I've been keeping you up to date throughout the summer on my nesting pair of Eastern Bluebirds. This week, I'm sorry to report, tragedy struck.
The female had been brooding their latest clutch of four eggs for more than a couple of weeks and it was past time for them to hatch. Early in the week, I noticed the pair was acting strangely, i.e., they were not following their normal routine. Birds are creatures of habit so I knew something was wrong.
I started watching the box more carefully. Obviously, the female was still brooding, but she would leave the nest often and, when she did, frequently the male would fly to the box and look in. At first I thought maybe the eggs had hatched and he was delivering food, but I noticed he wasn't actually going into the box as he would have had to to deliver food to newly hatched nestlings. He was just perching at the hole and looking in and then flying to the nearby fence. Then, on Tuesday, I noticed the birds were not going to the box. In fact, they had disappeared from the yard. Later, I checked the box and found that the eggs had not hatched.
I think I know what happened. The first week after all the eggs were laid was our hottest week of the summer. Several days had temperatures of more than 100 degrees. The bluebird box is in full sun all day and the temperature inside the box must have been like an oven. I noticed the female was often sitting with her head sticking out the door, beak open, trying to get some air. I even trained my sprinkler so that it would spray the back of the box on a couple of occasions to try to give her some relief. But I'm sure the high heat must have killed the tiny embryos inside the eggs. (No, I didn't have the heart to open one up and examine it. I'm just not that good a scientist, I guess.)
I take comfort in the knowledge that this pair had already successfully raised and fledged two broods of five chicks each this year. They did their best for the third brood, but the weather defeated them. Maybe Mother Nature decided they needed a rest.
I thought I had just the one female Ruby-throated Hummingbird in my yard. This week I found out there were two. I discovered the second one when I saw the two of them tussling over the flame acanthus blossoms that are such a favorite with hummers.
Then, another surprise.
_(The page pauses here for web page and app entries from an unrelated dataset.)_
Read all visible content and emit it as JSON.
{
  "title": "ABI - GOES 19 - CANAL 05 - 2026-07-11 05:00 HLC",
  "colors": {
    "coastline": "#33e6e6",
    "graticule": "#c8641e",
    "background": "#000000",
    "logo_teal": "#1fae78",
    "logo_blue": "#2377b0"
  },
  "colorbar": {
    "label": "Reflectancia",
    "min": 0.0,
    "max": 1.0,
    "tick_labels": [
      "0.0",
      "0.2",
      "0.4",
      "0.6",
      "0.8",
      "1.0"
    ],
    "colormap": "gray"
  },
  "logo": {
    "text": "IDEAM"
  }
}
There was an adult male here, too! He seemed to prefer the cannas and the hamelia blossoms like the ones in the picture I showed you on Wordless Wednesday.
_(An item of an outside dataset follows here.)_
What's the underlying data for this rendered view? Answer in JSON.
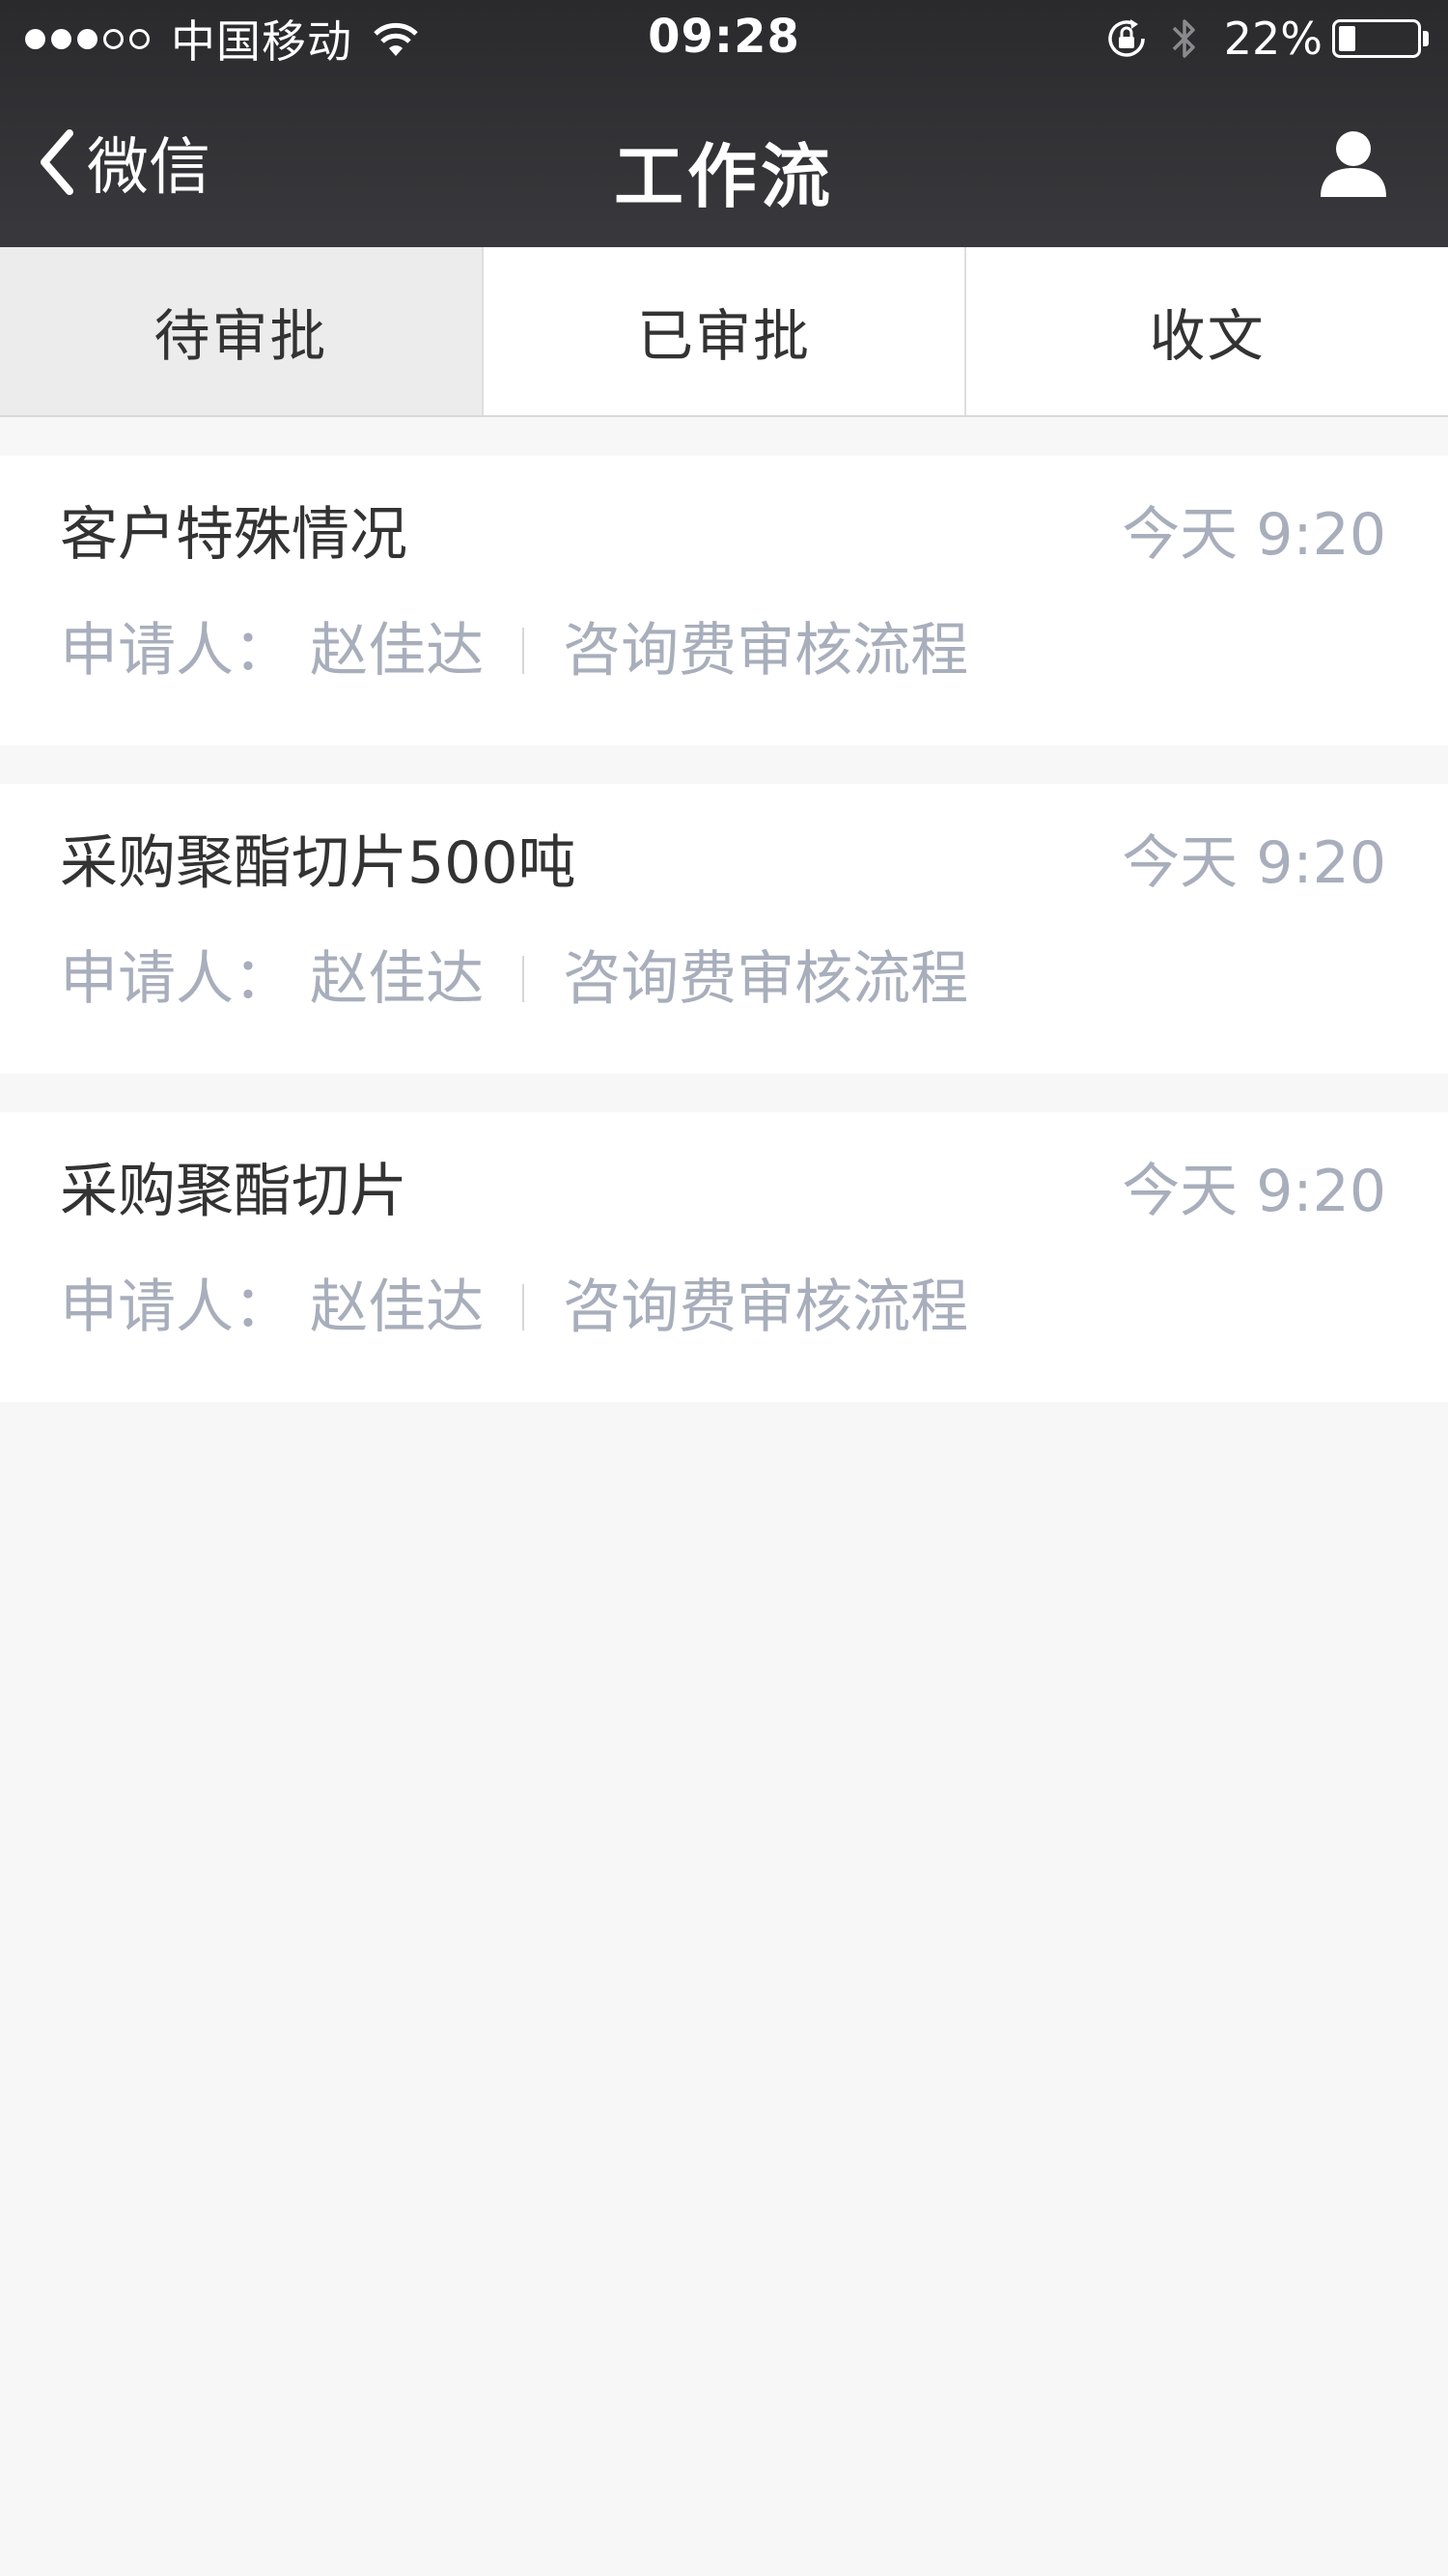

All three of the birds visit the blossoms around the yard, but I haven't seen any of them at the one feeder I've left up for them this week. Obviously, they prefer natural nectar to my homemade kind.
The Cooper's Hawk has continued to be active around the yard this summer. Just about every week I see him at least a couple of times chasing the birds from the feeder, but I've never seen him catch one. Until this week. Well, actually, I still can't really say that I saw him catch that dove. It happened so fast...
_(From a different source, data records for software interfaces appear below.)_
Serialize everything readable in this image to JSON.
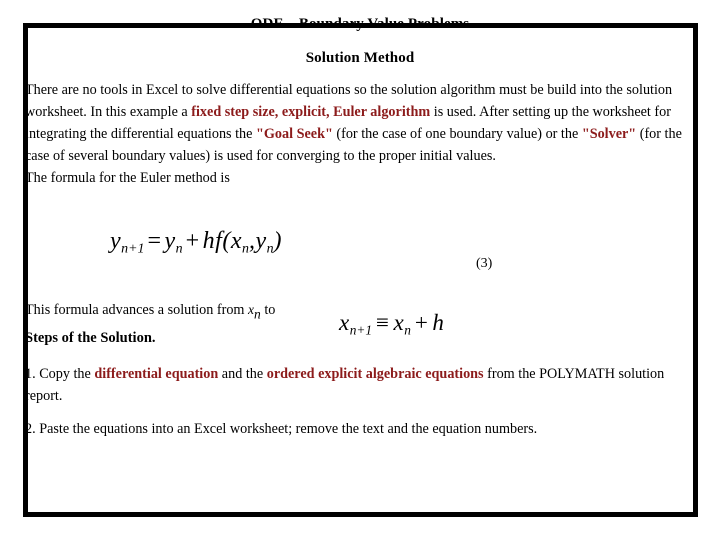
{
  "slide": {
    "title": "ODE – Boundary Value Problems",
    "subtitle": "Solution Method",
    "accent_color": "#8C1B1B",
    "border_color": "#000000",
    "background_color": "#FFFFFF"
  },
  "intro": {
    "t1": "There are no tools in Excel to solve differential equations so the solution algorithm must be build into the solution worksheet. In this example a ",
    "accent1": "fixed step size, explicit, Euler algorithm",
    "t2": " is used. After setting up the worksheet for integrating the differential equations the ",
    "accent2": "\"Goal Seek\"",
    "t3": " (for the case of one boundary value) or the ",
    "accent3": "\"Solver\"",
    "t4": " (for the case of several boundary values) is used for converging to the proper initial values.",
    "t5": "The formula for the Euler method is"
  },
  "equation_1": {
    "lhs_var": "y",
    "lhs_sub": "n+1",
    "equals": "=",
    "rhs_var": "y",
    "rhs_sub": "n",
    "plus": "+",
    "h": "h",
    "f": "f",
    "open_paren": "(",
    "arg1_var": "x",
    "arg1_sub": "n",
    "comma": ",",
    "arg2_var": "y",
    "arg2_sub": "n",
    "close_paren": ")",
    "number": "(3)"
  },
  "advances": {
    "t1": "This formula advances a solution from ",
    "var": "x",
    "sub": "n",
    "t2": " to"
  },
  "equation_2": {
    "lhs_var": "x",
    "lhs_sub": "n+1",
    "equiv": "≡",
    "rhs_var": "x",
    "rhs_sub": "n",
    "plus": "+",
    "h": "h"
  },
  "steps": {
    "heading": "Steps of the Solution.",
    "step1": {
      "t1": "1. Copy the ",
      "accent1": "differential equation",
      "t2": " and the ",
      "accent2": "ordered explicit algebraic equations",
      "t3": " from the POLYMATH solution report."
    },
    "step2": {
      "t1": "2. Paste the equations into an Excel worksheet; remove the text and the equation numbers."
    }
  }
}
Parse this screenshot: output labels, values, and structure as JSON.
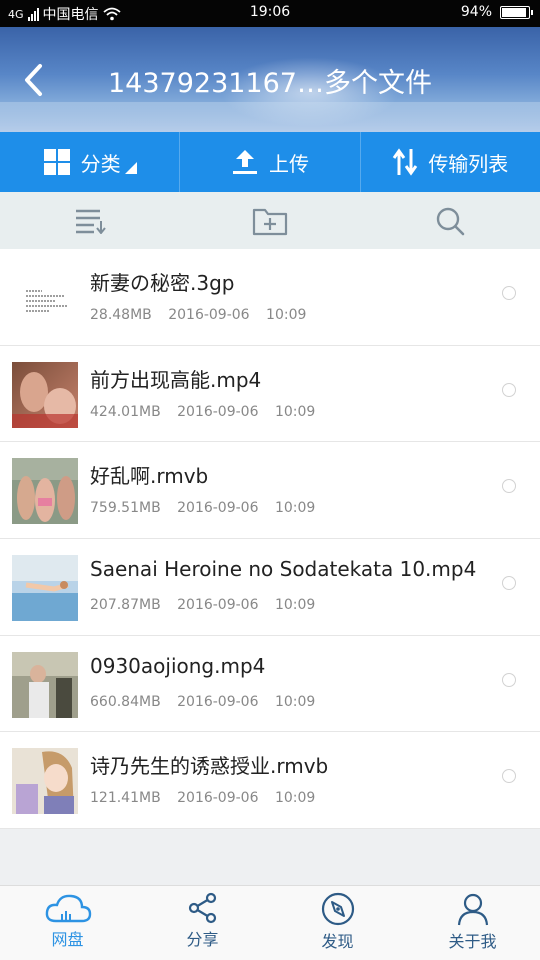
{
  "status_bar": {
    "network": "4G",
    "carrier": "中国电信",
    "time": "19:06",
    "battery": "94%",
    "battery_level": 0.94
  },
  "header": {
    "title": "14379231167…多个文件",
    "back_icon": "chevron-left-icon"
  },
  "actions": [
    {
      "label": "分类",
      "icon": "grid-icon"
    },
    {
      "label": "上传",
      "icon": "upload-icon"
    },
    {
      "label": "传输列表",
      "icon": "transfer-icon"
    }
  ],
  "toolbar": {
    "icons": [
      "sort-list-icon",
      "new-folder-icon",
      "search-icon"
    ]
  },
  "files": [
    {
      "name": "新妻の秘密.3gp",
      "size": "28.48MB",
      "date": "2016-09-06",
      "time": "10:09",
      "thumb": "text-doc"
    },
    {
      "name": "前方出现高能.mp4",
      "size": "424.01MB",
      "date": "2016-09-06",
      "time": "10:09",
      "thumb": "photo"
    },
    {
      "name": "好乱啊.rmvb",
      "size": "759.51MB",
      "date": "2016-09-06",
      "time": "10:09",
      "thumb": "photo"
    },
    {
      "name": "Saenai Heroine no Sodatekata 10.mp4",
      "size": "207.87MB",
      "date": "2016-09-06",
      "time": "10:09",
      "thumb": "anime"
    },
    {
      "name": "0930aojiong.mp4",
      "size": "660.84MB",
      "date": "2016-09-06",
      "time": "10:09",
      "thumb": "photo"
    },
    {
      "name": "诗乃先生的诱惑授业.rmvb",
      "size": "121.41MB",
      "date": "2016-09-06",
      "time": "10:09",
      "thumb": "anime"
    }
  ],
  "nav": [
    {
      "label": "网盘",
      "icon": "cloud-icon",
      "active": true
    },
    {
      "label": "分享",
      "icon": "share-icon",
      "active": false
    },
    {
      "label": "发现",
      "icon": "compass-icon",
      "active": false
    },
    {
      "label": "关于我",
      "icon": "person-icon",
      "active": false
    }
  ],
  "colors": {
    "action_bar": "#1e8ee9",
    "nav_active": "#2d93e3",
    "nav_inactive": "#2e5b86"
  }
}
I was watching the birds at the backyard feeders late one afternoon when this brown bullet crossed my field of vision and about fifty or so birds, most of them White-winged Doves, exploded into the air in panic. The bullet, which turned out to be the hawk, made a seemingly impossible hard right turn to chase several of the birds into my neighbor's yard. It was all a blur - I couldn't really tell what was happening. Then I saw a puff of pale feathers floating toward the ground and I knew the hawk had made a strike.
I peered over the fence at the neighbor's yard to try to see where the hawk had gone with his prize, but I never located him. Nevertheless, I'm pretty sure he ate well that night.
It's that time of year when all of the birds start looking raggedy and threadbare. It's molting time again. The adults have mostly finished their nesting duties and now they are dropping their feathers to get ready for shiny new ones. Over the next several weeks, we'll be seeing birds in various stages of undress as they begin to grow new feathers to get ready for the coming seasons, and, as a side benefit, as they drop some of their insulation, they'll be able to handle the heat better.
Birds love sprinklers and no birds love them more than Blue Jays. Late this afternoon I started a sprinkler on a section of my side yard and as I was adjusting it I heard a noise to my right and looked to find a Blue Jay there, practically sitting on my shoulder, with his beak open and his beady eye on me! "Hurry up!" he seemed to be saying. "It's hot out here!"
It is, indeed, hot out there and there's not much relief for the birds, but I'm happy to turn on those sprinklers when I can, as well as keeping the birdbaths and the fountain filled. It's the least I can do to repay them for all the entertainment they provide.